discover reasons for borrowing.
investigate how often borrowing is done.
establish the major source of borrowing.
determine the extent to which borrowing has negatively impacted on SMEs
make recommendations based on facts obtained from answers to the research
following research questions were raised in this study:
What is the most
difficult problem facing SMEs?
How often do
SMEs borrowing money?
What is the
major source of borrowing available to SMEs?
is associated with borrowing?
To what extent
has borrowing negatively impacted on the small and medium enterprises’
What will be the
state of SMEs performance if financial problem is solved?
The following research hypotheses were
formulated and tested in this study:
is no significant difference among respondents that borrowing has positively
impacted on the small and medium scale enterprises performance in Nigeria.
H1: There is a significant difference among

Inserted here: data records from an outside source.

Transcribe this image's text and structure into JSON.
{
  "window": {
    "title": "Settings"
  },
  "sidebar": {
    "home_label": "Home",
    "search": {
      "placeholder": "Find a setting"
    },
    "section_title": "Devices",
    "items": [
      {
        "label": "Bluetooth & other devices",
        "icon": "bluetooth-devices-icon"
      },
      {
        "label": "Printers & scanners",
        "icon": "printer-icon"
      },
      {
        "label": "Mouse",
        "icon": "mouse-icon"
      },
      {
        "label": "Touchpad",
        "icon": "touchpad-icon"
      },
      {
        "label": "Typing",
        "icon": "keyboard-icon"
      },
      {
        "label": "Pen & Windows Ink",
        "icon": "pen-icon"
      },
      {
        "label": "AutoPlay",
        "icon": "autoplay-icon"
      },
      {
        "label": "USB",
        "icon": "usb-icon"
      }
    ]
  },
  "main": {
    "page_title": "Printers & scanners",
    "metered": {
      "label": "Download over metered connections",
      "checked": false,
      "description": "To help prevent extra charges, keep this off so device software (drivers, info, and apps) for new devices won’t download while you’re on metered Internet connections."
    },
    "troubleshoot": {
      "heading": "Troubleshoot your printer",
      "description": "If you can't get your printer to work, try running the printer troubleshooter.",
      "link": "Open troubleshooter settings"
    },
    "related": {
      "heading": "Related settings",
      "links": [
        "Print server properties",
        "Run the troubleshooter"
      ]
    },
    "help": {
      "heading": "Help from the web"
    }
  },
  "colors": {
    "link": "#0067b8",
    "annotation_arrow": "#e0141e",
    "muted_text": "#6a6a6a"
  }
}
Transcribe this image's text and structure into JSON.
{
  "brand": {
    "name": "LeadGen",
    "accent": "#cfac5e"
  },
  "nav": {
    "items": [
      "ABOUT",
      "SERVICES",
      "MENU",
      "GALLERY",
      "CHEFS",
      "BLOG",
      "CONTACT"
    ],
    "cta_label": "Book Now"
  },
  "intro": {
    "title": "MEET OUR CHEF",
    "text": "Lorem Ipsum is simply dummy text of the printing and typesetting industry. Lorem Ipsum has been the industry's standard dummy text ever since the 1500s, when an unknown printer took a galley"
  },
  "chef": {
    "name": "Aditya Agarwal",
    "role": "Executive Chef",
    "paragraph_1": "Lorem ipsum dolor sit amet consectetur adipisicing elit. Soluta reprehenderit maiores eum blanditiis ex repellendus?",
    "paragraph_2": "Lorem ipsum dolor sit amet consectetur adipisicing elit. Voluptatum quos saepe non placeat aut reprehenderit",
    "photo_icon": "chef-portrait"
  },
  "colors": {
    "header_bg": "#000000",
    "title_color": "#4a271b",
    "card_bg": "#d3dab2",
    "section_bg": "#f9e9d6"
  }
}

respondents that borrowing has positively impacted on the small and medium
scale enterprises performance in Nigeria.
no significant influence on the small and
medium scale enterprises performance in Nigeria.
significant influence on the small and
medium scale enterprises performance in Nigeria.
Commercial bank does not play any
significant role in the growth and development of SMEs in Nigeria.
Commercial bank play significant role in
the growth and development of SMEs in Nigeria.
of the Study
scope of the study is within the concept of SMEs and the place of finance in a
developing economy like Nigeria.
scope of the study is also limited to some SMEs
located in Mainland Local Government Area of Lagos State.
This study will
be constrained by time, finance and sourcing out of relevant materials and
respondents’ unreadiness to give out correct information on the subject-matter.
of the Study
significance of this research study on the contribution of SMEs in the
developing economy cannot be overestimated, as this study will be of benefit
to the management and operators of SMEs and the governments, the small and
medium scale entrepreneurs, and individual stake holders. The study will help
to define to the problems and challenges being faced by most SMEs. Governments
of both federal and states would have an insight through this study because it
will enable them to grant more funds to the SMEs in Nigeria so as to sustain their
growth and development for the improvement of the Nigerian economy.
Financial Institutions: This is referred as places where
funds are kept and lent out to prospective customs or individuals.
Capital Market: This is where stocks are bought
Borrowing: This means obtaining some loans (funds)
from a bank or other financial institutions in order to expand one’s business
CBN: Central Bank of Nigeria.
Small - Scale Industry: An industry with a labour size of 11-100 workers
or a total cost of not more than N50 million, including working capital but,
excluding cost of land.
Medium Scale Industry: An industry with a labour size of between 101-300
worker’s or a total cost of over N50million, but not more than N200million,
including working capital, but, excluding cost of land.